There were some reports of commercial sexual exploitation of children.

Also see the Department of Labor’s Findings on the Worst Forms of Child Labor at www.dol.gov/ilab/reports/child-labor/findings/.

d. Discrimination with Respect to Employment and Occupation

The labor code prohibits discrimination based on color, race, civil status, gender, nationality, ethnic ancestry or origin, social position or economic status, political or ideological convictions, religion, physical or mental condition, age, or health status. The code also mandates equal pay. There is no specific protection against discrimination based on sexual orientation. The government did not effectively enforce the code’s provisions.

Employers may only require workers to undergo medical testing, including HIV testing, with the worker’s written consent. Work visa applications require medical clearance.

Discrimination against women reportedly was common throughout the government, but sometimes went unaddressed. NGO workers noted that this was largely due to lack of other employment opportunities and fear of retaliation among victims. Women also were disadvantaged in pursuing job opportunities due to cultural norms, stereotypes, and an overall lower level of qualifications or education.
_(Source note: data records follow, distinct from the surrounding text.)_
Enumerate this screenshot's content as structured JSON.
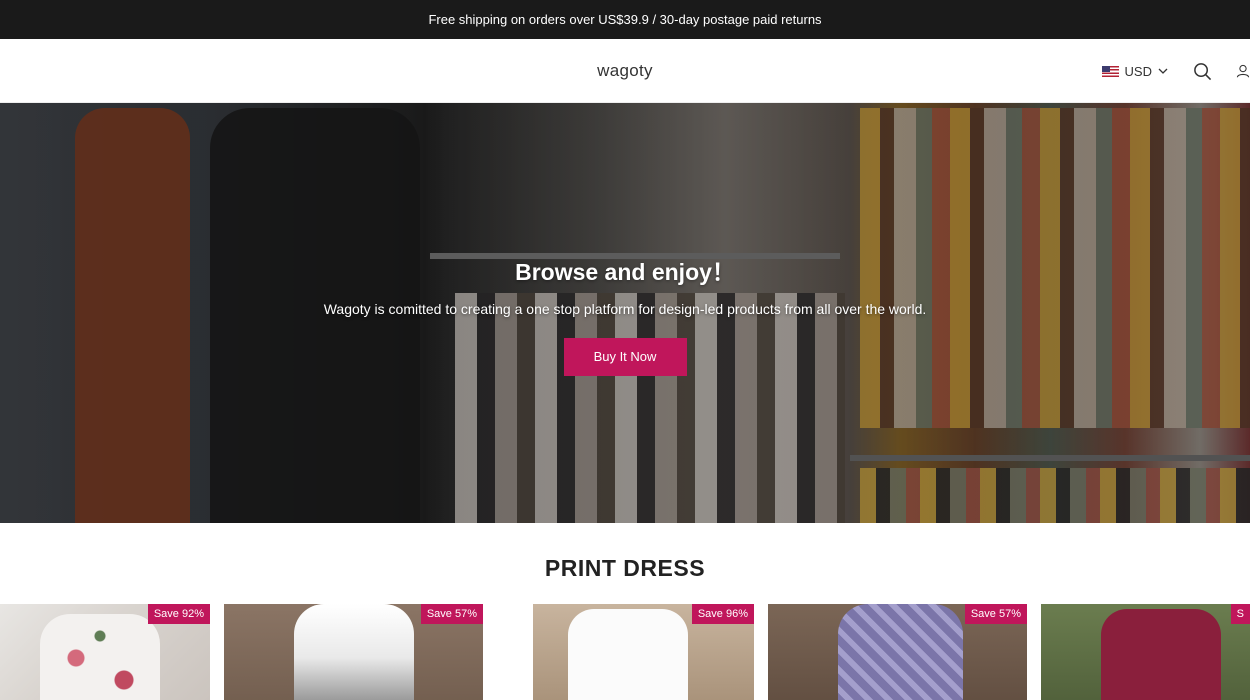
{
  "announcement": {
    "icon": "truck-icon",
    "text": "Free shipping on orders over US$39.9 / 30-day postage paid returns"
  },
  "header": {
    "logo": "wagoty",
    "currency": {
      "flag": "us-flag-icon",
      "label": "USD"
    },
    "icons": [
      "search-icon",
      "user-icon"
    ]
  },
  "hero": {
    "title": "Browse and enjoy！",
    "subtitle": "Wagoty is comitted to creating a one stop platform for design-led products from all over the world.",
    "button_label": "Buy It Now",
    "button_color": "#c0165b"
  },
  "section": {
    "title": "PRINT DRESS"
  },
  "products": [
    {
      "badge": "Save 92%"
    },
    {
      "badge": "Save 57%"
    },
    {
      "badge": "Save 96%"
    },
    {
      "badge": "Save 57%"
    },
    {
      "badge": "S"
    }
  ],
  "colors": {
    "announcement_bg": "#1a1a1a",
    "accent": "#c0165b"
  }
}
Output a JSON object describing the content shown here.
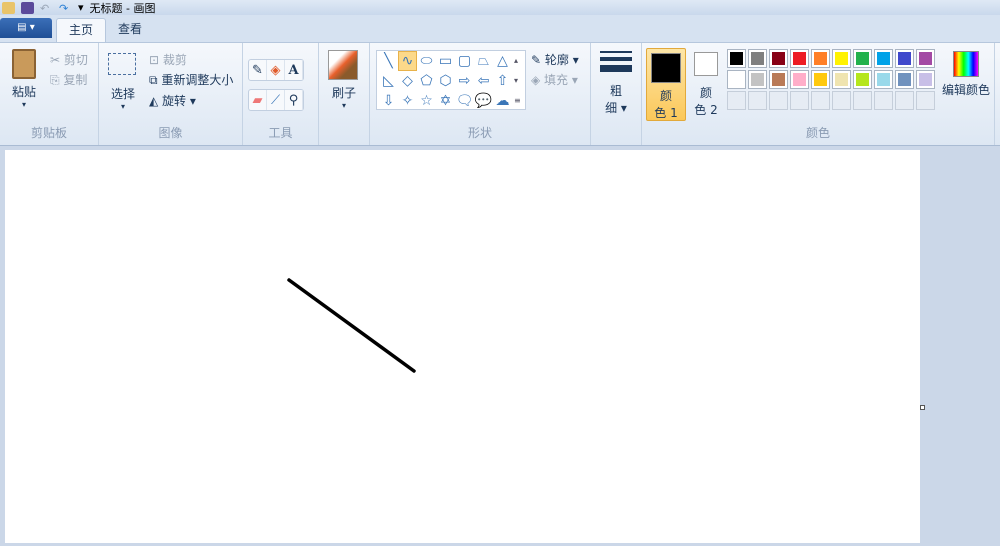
{
  "window": {
    "title": "无标题 - 画图"
  },
  "tabs": [
    {
      "label": "主页",
      "active": true
    },
    {
      "label": "查看",
      "active": false
    }
  ],
  "clipboard": {
    "paste": "粘贴",
    "cut": "剪切",
    "copy": "复制",
    "group": "剪贴板"
  },
  "image": {
    "select": "选择",
    "crop": "裁剪",
    "resize": "重新调整大小",
    "rotate": "旋转",
    "group": "图像"
  },
  "tools": {
    "group": "工具",
    "icons": [
      "pencil-icon",
      "fill-icon",
      "text-icon",
      "eraser-icon",
      "color-picker-icon",
      "magnifier-icon"
    ]
  },
  "brushes": {
    "label": "刷子"
  },
  "shapes": {
    "group": "形状",
    "outline": "轮廓",
    "fill": "填充",
    "items": [
      "╲",
      "∿",
      "⬭",
      "▭",
      "▢",
      "⏢",
      "△",
      "◺",
      "◇",
      "⬠",
      "⬡",
      "⇨",
      "⇦",
      "⇧",
      "⇩",
      "✧",
      "☆",
      "✡",
      "🗨",
      "💬",
      "☁"
    ]
  },
  "size": {
    "label1": "粗",
    "label2": "细"
  },
  "colors": {
    "group": "颜色",
    "color1_l1": "颜",
    "color1_l2": "色 1",
    "color2_l1": "颜",
    "color2_l2": "色 2",
    "edit": "编辑颜色",
    "color1": "#000000",
    "color2": "#ffffff",
    "palette_row1": [
      "#000000",
      "#7f7f7f",
      "#880015",
      "#ed1c24",
      "#ff7f27",
      "#fff200",
      "#22b14c",
      "#00a2e8",
      "#3f48cc",
      "#a349a4"
    ],
    "palette_row2": [
      "#ffffff",
      "#c3c3c3",
      "#b97a57",
      "#ffaec9",
      "#ffc90e",
      "#efe4b0",
      "#b5e61d",
      "#99d9ea",
      "#7092be",
      "#c8bfe7"
    ]
  }
}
Some reported that pregnant women did not receive maternity leave and other protections guaranteed by the labor code.

e. Acceptable Conditions of Work

The legally set minimum monthly wage is $115 (the U.S. dollar is the legal currency). The official national poverty level is $1.00 per day. According to the World Bank’s October East Asia and Pacific Economic Update, 30.3 percent of the population lived at or below the International Poverty Rate of $1.9 per day, while the Basic Needs Poverty Rate was 41.8 percent. The labor code provides for a standard workweek of 44 hours. Overtime cannot exceed 16 hours per week, except in emergencies, which the labor code defined as “force majeure or where such work is indispensable in order to prevent or repair serious damages for the company or for its feasibility.” The law sets minimum standards for worker health and safety. The law provides explicitly for the right of pregnant women and new mothers to discontinue work that might harm their health without a cut in pay. It does not provide other workers the right to leave a hazardous workplace without threat of dismissal. The law requires equal treatment and remuneration for all workers, including legally employed foreign workers.

The law covers all formal sectors except civil servants, defense and police force members, and family-owned businesses operated for subsistence. The secretary of state for youth and labor is responsible for enforcement of the law. The secretary of state for youth and labor acknowledged that it lacked staff and resources to provide effective protection. The law, including legislation pertaining to hazardous work, does not apply to the informal sector; according to data from the Ministry of Finance, the informal sector employed 72 percent of the workforce. Domestic workers, a large percentage of the working population, especially of working women, were inadequately protected and particularly vulnerable to exploitative working conditions, with many receiving less than minimum wage for long hours of work. The number of inspectors was insufficient to enforce the law adequately.

The labor code does not assign specific penalties or fines for violations of wage, hour, or occupational health and safety laws. Labor unions criticized inspectors for visiting worksites infrequently and for only discussing labor concerns with managers during inspections.

According to a local union, the government lacked the political will and institutional capacity to implement and enforce the labor code fully, and violations of minimum safety and health standards were common, particularly in the construction industry.